NEW YORK -- The Yankees trailed immediately on Friday when CC Sabathia's left hand fired its first fastball, yet the night's biggest pyrotechnics might have been the verbal sparks between the ace and the home-plate umpire.
Athletics right-hander A.J. Griffin took his early lead and held it deep into the night against a baffled Bombers lineup, hurling shutout ball into the eighth inning as Oakland defeated the Yankees, 2-0, at Yankee Stadium.
Sabathia held Oakland to two runs in six innings, and he couldn't be too upset about that -- even after Adam Rosales' leadoff home run. But Sabathia was irked about a third-inning exchange with plate umpire Jordan Baker, whom Sabathia said had barked toward the mound.
"I can't be yelled at," Sabathia said. "I'm a grown man, and I didn't say nothing to him and he came from behind the plate, so, of course, I was animated."
The exchange came after Sabathia permitted a single to second baseman Jed Lowrie. Sabathia thought he had struck out Lowrie on a 2-2 pitch and shouted after the hit, and Baker apparently believed that Sabathia was complaining in the umpire's direction.
"It was just kind of a miscommunication," Yankees catcher Chris Stewart said. "CC was mad at himself. The umpire thought he was talking to him. It was overblown. It wasn't a situation, it just kind of looked like it."
Yankees manager Joe Girardi went to the mound to calm down his ace, Stewart tried to smooth things over with Baker, and a fuming Sabathia chomped on his glove before regrouping to escape the inning, recording one of his six strikeouts.
"When I was younger, I dealt with a lot, worrying about umpire's calls and things like that," Sabathia said. "As I've gotten older, I make it a point not to even look down on a check swing or anything like that. Just take that element out of the game."
Sabathia only permitted one run the rest of the way, when Derek Norris drove home Yoenis Cespedes with a sixth-inning single on a 3-0 pitch, but his night was done after that frame because the patient Athletics had battled to kick Sabathia's pitch count up to 118.
"He only gave up two runs, and he gave up one before he got an out, so after the first hitter he gave up one," Girardi said. "They fouled some pitches off. They got in some long counts, which made him throw a lot of pitches in the sixth inning, but I thought he threw OK."
Sabathia was helped in the sixth twice by the arm of Ichiro Suzuki, who picked up an outfield assist on a Josh Donaldson single off the top of the right-field wall and also made a strong throw home that pinned Norris at third on a Nate Freiman single.
But it wasn't enough to save the Yanks from their second loss in the last eight games, spoiling Girardi's 1,000th game as a big league manager as he watched Griffin scatter six hits over seven-plus scoreless frames.
"A.J. pitched great," Athletics manager Bob Melvin said. "It doesn't really matter what else goes on when you get seven shutout innings from your starter in this ballpark and you've got a fresh bullpen behind you. He was terrific."

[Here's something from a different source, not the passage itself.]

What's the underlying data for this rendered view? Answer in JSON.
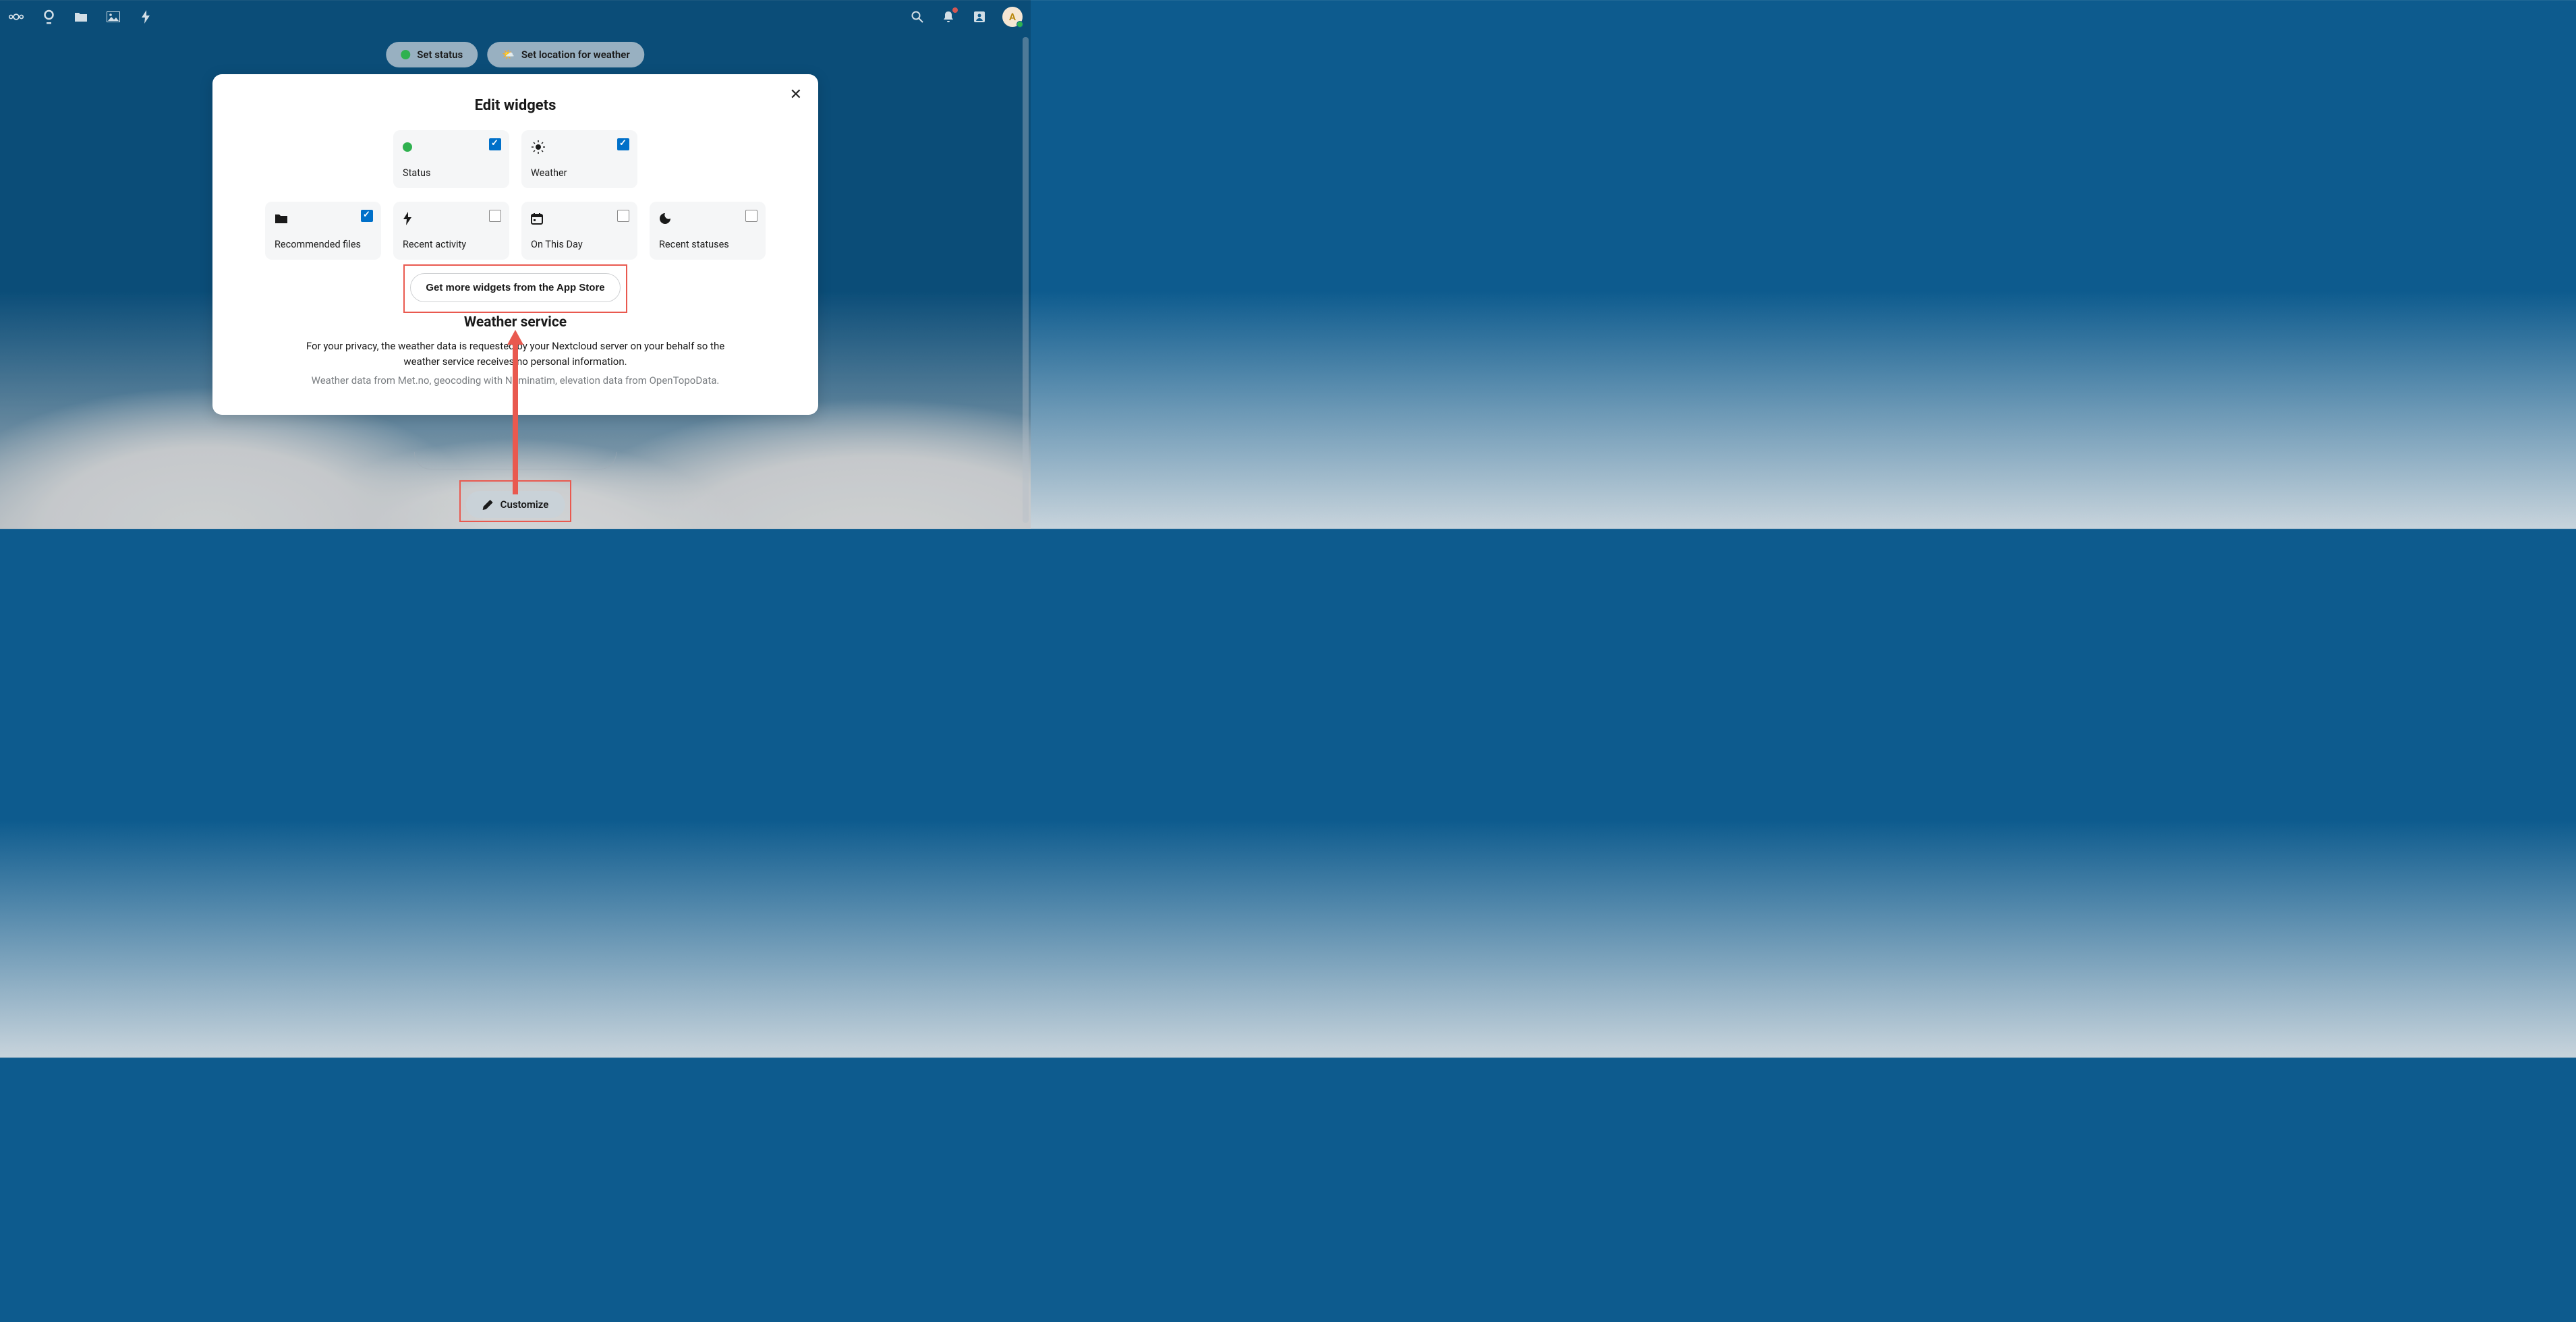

The Yankees' chances against Griffin were scarce in the efficient effort, as they had two runners on base just once -- in the third inning -- and Griffin needed just nine pitches to navigate the fourth, fifth and sixth innings.
"He's got that real slow curveball, and that fastball has decent velocity on it, but it looks harder than it is because he's throwing that slow curveball at us," Stewart said of Griffin.
Adam Warren kept the game close after Sabathia's exit with three innings of scoreless relief, but a big hit proved elusive for the Yankees, who have enjoyed their share of thunder lately but finished 0-for-6 with runners in scoring position.
Brett Gardner chased Griffin with a daring bunt single on a 3-2 pitch to open the eighth, but Sean Doolittle recorded five outs in relief, including a double play on Vernon Wells to end the eighth. Grant Balfour struck out Eduardo Nunez in the ninth to pick up a one-out save.
"I think that's baseball. You're not going to be able to get them every night," Wells said. "I think you just want guys to try to have good at-bats. Sometimes the outcome is out of your hands, but [it's] just guys continuing to keep the same approach. We'll continue doing that day in and day out."
Bryan Hoch is a reporter for MLB.com. This story was not subject to the approval of Major League Baseball or its clubs.